■ Work instruction
Show every line from the entries that follow which holds the word "オープンイノベーションにより次世代の国富を担う産業を創出すべく".

Entries supplied Start Marker

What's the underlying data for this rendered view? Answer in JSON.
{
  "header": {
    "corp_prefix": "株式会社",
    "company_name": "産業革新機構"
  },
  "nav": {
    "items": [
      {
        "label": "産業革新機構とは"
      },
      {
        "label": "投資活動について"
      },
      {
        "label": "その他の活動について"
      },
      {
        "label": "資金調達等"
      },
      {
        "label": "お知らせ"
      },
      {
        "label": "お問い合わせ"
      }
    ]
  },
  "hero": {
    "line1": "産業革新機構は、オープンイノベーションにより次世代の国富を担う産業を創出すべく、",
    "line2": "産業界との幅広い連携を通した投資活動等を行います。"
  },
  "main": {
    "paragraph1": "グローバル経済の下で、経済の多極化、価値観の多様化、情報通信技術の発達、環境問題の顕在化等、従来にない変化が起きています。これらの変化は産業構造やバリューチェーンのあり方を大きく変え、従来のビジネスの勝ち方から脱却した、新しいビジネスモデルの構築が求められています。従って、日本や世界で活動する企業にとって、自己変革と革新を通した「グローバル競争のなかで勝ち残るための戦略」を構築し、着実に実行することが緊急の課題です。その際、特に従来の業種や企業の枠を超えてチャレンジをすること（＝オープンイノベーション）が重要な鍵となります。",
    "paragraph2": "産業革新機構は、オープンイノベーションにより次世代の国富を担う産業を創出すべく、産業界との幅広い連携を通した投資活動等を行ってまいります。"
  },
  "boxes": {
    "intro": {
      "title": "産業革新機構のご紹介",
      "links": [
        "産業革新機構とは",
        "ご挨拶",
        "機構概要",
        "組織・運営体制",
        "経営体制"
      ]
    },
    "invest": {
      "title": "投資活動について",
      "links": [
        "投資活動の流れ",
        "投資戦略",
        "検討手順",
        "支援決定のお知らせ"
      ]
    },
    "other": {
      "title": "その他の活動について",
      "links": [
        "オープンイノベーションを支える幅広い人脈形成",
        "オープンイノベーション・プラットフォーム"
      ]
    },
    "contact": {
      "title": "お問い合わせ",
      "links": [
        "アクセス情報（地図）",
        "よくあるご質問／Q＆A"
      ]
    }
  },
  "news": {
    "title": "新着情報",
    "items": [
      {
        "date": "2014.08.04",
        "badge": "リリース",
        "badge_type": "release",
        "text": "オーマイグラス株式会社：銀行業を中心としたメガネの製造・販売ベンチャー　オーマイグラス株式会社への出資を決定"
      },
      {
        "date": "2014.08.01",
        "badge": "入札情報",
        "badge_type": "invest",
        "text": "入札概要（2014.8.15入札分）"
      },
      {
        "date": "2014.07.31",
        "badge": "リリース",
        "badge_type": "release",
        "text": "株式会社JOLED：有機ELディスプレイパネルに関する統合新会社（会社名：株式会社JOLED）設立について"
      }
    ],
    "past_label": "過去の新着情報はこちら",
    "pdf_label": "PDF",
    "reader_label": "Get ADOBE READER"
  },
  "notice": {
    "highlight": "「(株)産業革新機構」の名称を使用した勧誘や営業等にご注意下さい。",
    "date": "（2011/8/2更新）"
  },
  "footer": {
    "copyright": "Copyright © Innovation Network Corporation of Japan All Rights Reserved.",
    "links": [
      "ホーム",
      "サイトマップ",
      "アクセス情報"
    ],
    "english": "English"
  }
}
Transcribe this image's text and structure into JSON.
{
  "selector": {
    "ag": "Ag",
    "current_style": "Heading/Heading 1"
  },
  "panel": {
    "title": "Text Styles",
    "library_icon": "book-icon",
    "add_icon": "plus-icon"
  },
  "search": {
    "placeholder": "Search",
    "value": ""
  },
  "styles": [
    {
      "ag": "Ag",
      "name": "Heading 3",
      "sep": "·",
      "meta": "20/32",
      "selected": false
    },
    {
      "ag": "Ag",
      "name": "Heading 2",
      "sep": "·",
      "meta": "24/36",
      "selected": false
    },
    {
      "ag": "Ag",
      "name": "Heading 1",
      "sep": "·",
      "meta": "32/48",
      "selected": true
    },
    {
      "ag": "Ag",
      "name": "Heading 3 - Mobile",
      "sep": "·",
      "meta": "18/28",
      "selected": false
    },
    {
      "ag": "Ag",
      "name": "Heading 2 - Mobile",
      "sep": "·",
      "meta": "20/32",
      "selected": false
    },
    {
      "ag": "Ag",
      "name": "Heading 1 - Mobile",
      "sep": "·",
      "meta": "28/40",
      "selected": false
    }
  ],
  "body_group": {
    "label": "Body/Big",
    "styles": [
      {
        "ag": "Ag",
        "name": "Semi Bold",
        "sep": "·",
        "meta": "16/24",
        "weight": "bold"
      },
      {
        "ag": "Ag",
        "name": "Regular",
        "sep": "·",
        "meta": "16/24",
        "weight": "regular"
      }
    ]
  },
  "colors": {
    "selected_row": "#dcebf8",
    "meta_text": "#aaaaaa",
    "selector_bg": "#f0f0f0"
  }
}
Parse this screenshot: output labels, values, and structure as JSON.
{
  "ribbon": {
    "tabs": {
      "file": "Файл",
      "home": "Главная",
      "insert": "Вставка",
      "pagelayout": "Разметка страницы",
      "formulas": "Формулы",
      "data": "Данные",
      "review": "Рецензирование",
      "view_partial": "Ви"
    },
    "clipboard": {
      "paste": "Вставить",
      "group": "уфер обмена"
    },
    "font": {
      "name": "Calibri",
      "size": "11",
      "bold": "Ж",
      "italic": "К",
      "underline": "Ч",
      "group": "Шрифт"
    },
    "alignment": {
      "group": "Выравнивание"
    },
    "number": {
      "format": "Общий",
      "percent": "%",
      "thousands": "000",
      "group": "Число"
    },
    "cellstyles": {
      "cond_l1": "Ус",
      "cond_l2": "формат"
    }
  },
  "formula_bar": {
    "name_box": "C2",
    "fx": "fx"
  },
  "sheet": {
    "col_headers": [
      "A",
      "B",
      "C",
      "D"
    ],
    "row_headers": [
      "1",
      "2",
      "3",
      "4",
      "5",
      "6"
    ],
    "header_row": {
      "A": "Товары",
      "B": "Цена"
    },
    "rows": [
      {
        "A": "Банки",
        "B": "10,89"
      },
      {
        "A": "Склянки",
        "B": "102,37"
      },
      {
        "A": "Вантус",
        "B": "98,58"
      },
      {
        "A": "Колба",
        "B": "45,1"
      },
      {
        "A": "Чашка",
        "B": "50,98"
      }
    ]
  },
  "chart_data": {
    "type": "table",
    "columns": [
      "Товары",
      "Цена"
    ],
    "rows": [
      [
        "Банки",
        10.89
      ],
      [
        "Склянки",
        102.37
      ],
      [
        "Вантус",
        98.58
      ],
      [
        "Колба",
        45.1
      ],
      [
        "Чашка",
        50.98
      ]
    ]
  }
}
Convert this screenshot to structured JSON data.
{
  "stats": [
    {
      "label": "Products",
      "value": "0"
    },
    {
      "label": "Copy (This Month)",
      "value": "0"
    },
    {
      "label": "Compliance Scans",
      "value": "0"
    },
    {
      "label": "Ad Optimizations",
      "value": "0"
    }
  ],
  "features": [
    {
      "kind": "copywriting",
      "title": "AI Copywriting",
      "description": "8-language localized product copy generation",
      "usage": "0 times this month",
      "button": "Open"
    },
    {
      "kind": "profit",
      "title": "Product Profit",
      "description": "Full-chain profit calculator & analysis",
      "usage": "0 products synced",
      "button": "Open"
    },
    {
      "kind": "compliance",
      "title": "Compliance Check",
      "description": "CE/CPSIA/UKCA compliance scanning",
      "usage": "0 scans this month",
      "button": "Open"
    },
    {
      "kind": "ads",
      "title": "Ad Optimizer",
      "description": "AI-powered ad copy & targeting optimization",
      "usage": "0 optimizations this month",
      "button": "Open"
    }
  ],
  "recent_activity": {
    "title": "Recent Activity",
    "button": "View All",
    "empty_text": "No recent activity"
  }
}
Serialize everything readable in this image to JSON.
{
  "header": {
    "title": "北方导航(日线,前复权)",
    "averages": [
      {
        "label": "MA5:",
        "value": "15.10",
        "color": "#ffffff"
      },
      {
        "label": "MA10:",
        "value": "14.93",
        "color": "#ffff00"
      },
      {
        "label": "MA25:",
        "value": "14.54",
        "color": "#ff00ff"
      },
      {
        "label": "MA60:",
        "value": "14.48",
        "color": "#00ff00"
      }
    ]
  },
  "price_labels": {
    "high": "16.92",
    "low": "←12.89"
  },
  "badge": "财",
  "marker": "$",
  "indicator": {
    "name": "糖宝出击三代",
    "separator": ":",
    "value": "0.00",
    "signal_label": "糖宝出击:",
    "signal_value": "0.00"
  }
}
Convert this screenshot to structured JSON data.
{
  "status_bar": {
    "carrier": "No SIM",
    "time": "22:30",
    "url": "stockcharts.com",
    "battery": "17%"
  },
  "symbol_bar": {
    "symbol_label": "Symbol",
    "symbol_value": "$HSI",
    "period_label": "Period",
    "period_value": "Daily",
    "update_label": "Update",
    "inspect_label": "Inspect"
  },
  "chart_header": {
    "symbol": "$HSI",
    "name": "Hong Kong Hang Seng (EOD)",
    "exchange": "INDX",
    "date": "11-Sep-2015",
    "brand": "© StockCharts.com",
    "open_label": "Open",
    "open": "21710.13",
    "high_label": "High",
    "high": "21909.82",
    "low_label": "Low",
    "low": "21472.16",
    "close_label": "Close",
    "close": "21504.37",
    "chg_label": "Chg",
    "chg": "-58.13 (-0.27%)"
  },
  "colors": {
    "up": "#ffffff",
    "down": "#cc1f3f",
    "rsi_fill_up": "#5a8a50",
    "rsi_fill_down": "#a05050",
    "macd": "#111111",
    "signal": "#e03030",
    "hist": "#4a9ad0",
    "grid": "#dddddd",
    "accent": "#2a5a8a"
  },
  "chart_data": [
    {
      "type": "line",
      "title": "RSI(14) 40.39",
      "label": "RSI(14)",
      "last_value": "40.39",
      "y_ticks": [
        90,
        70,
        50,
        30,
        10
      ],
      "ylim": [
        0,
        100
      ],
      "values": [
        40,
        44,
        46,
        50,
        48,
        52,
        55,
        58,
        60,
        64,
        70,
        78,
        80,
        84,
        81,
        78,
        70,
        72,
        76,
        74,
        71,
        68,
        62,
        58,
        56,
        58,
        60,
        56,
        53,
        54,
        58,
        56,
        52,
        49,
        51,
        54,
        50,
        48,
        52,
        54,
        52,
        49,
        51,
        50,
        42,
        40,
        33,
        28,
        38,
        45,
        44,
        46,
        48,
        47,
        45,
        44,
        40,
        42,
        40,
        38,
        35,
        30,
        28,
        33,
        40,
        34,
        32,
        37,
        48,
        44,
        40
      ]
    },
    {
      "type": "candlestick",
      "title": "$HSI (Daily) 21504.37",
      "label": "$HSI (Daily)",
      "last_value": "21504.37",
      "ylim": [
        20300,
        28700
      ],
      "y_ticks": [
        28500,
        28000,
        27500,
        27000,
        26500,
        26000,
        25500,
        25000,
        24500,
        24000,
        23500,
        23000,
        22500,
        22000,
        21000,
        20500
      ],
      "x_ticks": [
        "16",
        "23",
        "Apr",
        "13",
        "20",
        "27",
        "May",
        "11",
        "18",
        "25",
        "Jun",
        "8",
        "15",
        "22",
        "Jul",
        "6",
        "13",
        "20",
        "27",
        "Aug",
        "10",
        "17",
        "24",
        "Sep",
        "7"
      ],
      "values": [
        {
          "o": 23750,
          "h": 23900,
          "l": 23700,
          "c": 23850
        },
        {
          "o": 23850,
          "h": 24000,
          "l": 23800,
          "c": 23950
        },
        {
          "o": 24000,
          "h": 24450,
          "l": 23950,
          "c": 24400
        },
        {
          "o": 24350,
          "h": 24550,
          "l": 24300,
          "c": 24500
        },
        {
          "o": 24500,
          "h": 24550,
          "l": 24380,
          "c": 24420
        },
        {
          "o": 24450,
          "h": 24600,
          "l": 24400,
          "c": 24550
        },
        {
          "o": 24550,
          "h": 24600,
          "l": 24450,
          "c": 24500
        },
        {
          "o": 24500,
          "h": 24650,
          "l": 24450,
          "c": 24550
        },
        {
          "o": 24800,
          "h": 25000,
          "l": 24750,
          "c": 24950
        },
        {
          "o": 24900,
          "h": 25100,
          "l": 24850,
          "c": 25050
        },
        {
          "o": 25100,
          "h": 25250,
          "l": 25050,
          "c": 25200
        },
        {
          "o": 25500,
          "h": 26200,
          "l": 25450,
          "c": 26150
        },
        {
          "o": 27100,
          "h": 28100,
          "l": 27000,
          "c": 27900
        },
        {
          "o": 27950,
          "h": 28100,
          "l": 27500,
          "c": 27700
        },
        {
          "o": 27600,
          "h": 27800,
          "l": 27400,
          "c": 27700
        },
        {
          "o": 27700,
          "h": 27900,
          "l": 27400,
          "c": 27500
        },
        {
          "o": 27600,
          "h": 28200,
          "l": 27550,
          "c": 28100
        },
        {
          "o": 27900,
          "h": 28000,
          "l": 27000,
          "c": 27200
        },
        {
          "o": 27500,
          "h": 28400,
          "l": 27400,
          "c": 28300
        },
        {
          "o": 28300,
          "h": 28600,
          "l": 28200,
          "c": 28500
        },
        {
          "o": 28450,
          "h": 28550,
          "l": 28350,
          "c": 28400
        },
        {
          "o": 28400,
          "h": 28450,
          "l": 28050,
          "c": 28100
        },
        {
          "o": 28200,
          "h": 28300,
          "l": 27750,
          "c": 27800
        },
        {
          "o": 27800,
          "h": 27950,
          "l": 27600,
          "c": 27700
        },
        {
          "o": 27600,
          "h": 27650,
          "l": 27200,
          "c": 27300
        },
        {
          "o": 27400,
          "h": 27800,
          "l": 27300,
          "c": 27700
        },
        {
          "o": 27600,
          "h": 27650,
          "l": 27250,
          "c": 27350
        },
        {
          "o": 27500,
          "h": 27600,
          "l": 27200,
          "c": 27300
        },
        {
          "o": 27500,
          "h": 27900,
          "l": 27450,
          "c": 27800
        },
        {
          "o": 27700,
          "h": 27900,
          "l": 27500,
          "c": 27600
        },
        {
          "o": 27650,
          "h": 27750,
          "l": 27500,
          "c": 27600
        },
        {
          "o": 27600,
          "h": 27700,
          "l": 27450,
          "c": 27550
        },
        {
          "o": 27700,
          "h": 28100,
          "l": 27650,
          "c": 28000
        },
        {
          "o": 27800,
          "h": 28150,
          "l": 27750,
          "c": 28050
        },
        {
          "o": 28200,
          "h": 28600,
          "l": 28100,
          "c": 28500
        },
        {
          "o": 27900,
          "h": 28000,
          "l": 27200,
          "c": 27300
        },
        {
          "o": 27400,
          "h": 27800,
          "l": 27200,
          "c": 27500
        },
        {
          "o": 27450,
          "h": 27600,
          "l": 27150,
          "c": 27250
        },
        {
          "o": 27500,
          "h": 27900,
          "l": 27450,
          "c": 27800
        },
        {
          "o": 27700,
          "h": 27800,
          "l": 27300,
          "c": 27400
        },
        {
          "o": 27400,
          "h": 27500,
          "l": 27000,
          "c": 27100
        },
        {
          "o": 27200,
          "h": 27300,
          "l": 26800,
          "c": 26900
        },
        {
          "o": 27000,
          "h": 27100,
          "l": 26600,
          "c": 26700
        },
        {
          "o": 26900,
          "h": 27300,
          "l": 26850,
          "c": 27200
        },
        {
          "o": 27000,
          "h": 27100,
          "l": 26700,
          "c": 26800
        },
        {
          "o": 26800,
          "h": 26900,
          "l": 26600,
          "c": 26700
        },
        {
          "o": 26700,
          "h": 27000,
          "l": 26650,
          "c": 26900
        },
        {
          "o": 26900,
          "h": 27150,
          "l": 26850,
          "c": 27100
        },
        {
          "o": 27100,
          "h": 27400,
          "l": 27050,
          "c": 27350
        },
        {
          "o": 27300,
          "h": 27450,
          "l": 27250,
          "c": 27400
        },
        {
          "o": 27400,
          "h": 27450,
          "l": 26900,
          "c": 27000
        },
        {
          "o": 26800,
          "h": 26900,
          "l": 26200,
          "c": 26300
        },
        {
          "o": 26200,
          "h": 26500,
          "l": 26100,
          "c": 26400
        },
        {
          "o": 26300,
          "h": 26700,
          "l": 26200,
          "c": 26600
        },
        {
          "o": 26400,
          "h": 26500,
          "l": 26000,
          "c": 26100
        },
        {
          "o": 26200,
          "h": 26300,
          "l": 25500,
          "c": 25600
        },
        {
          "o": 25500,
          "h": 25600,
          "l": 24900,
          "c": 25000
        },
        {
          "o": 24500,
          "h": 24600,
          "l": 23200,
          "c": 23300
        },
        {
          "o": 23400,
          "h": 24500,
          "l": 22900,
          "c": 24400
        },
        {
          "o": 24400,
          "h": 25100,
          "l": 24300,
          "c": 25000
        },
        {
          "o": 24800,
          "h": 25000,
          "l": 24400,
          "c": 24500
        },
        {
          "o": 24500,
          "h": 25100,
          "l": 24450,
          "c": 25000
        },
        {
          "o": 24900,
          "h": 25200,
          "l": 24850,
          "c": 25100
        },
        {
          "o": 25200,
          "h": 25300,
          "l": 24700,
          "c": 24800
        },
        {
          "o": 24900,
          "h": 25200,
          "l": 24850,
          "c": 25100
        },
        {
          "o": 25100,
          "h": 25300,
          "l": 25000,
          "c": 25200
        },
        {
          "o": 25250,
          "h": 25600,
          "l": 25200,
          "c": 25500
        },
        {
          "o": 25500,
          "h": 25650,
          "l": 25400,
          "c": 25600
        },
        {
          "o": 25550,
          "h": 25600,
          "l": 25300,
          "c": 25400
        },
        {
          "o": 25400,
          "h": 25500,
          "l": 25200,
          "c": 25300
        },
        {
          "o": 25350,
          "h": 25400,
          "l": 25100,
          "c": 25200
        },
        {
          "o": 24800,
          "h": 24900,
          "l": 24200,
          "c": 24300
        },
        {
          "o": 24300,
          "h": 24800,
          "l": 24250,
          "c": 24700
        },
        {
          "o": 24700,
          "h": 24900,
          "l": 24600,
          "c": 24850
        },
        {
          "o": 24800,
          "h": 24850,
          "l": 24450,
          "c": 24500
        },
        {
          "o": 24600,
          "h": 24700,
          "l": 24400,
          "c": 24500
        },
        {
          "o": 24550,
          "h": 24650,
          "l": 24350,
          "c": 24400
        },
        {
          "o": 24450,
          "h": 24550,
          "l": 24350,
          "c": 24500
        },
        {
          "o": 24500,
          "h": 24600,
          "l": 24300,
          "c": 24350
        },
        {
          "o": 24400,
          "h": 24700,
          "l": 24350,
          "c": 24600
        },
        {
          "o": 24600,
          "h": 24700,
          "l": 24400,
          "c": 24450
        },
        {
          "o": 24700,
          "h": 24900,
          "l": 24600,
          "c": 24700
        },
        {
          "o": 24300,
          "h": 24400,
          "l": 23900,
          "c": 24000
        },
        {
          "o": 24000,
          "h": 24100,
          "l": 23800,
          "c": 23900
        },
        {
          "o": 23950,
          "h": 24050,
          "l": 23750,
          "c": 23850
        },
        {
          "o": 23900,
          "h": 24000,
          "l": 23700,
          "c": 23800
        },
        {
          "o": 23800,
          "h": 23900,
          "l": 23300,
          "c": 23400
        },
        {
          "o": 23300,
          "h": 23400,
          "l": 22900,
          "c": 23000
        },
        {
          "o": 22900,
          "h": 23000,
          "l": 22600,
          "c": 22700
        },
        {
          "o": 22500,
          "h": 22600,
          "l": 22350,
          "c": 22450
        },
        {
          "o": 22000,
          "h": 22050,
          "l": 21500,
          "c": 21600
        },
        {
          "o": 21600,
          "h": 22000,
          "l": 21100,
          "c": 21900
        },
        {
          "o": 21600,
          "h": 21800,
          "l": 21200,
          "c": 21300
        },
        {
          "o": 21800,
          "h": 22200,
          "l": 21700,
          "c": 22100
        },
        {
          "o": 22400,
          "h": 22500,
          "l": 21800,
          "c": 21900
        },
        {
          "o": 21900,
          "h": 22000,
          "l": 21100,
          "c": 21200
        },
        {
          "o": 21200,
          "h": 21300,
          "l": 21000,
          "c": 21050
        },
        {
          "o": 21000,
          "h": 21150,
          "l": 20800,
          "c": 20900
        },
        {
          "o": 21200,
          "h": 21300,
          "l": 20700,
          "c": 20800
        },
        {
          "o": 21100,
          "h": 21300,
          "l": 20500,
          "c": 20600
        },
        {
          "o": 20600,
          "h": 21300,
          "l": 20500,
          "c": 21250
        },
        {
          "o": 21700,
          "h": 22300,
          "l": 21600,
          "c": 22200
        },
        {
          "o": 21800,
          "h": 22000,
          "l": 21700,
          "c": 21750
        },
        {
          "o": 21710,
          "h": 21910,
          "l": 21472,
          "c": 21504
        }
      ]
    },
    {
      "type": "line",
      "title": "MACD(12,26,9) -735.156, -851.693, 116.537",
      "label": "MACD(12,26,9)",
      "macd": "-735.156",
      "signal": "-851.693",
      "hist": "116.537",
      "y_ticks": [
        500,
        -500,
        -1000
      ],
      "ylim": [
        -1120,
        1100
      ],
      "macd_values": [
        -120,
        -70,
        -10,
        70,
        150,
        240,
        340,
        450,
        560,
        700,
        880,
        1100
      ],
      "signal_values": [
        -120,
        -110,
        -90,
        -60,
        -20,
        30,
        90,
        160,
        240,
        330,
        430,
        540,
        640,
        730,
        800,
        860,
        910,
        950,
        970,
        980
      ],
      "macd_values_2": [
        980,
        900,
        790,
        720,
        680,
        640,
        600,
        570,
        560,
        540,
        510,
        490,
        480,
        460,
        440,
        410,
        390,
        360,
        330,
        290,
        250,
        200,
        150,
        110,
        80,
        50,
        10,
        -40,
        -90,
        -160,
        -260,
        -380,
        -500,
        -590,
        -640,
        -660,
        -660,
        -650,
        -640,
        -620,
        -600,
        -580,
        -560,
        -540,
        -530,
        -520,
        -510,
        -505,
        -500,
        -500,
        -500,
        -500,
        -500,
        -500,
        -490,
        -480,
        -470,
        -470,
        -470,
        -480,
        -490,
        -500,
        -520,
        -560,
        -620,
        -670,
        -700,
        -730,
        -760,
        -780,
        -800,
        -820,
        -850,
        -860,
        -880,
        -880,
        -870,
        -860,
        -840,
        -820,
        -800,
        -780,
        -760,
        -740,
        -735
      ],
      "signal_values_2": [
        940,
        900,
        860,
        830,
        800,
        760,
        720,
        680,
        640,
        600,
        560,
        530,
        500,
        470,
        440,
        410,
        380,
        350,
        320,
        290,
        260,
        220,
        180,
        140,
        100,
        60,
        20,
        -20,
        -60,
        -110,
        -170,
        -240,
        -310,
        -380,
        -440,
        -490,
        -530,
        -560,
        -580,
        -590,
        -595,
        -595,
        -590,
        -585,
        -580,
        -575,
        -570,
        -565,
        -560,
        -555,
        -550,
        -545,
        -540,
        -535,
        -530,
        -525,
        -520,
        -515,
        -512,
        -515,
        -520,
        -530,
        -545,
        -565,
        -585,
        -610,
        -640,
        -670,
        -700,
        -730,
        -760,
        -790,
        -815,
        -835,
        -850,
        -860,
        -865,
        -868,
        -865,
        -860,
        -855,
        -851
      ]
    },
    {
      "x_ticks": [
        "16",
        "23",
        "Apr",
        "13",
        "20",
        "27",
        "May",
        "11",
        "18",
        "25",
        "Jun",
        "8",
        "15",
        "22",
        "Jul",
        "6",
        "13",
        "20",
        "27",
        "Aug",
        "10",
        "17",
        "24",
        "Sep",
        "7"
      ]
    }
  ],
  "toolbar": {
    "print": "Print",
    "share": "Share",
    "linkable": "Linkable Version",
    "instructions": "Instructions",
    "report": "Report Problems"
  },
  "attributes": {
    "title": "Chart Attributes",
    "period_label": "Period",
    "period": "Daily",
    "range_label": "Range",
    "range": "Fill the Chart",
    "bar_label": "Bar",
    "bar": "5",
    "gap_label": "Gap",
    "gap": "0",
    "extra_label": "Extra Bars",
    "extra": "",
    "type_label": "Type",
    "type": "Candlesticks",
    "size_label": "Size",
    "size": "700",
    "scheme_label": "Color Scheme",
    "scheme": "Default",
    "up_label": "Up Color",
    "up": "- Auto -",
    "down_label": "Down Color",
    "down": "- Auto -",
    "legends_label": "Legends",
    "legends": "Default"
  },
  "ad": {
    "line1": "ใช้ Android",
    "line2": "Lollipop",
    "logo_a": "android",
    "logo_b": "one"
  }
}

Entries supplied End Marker

■ Your response
    "line1": "産業革新機構は、オープンイノベーションにより次世代の国富を担う産業を創出すべく、",
    "paragraph2": "産業革新機構は、オープンイノベーションにより次世代の国富を担う産業を創出すべく、産業界との幅広い連携を通した投資活動等を行ってまいります。"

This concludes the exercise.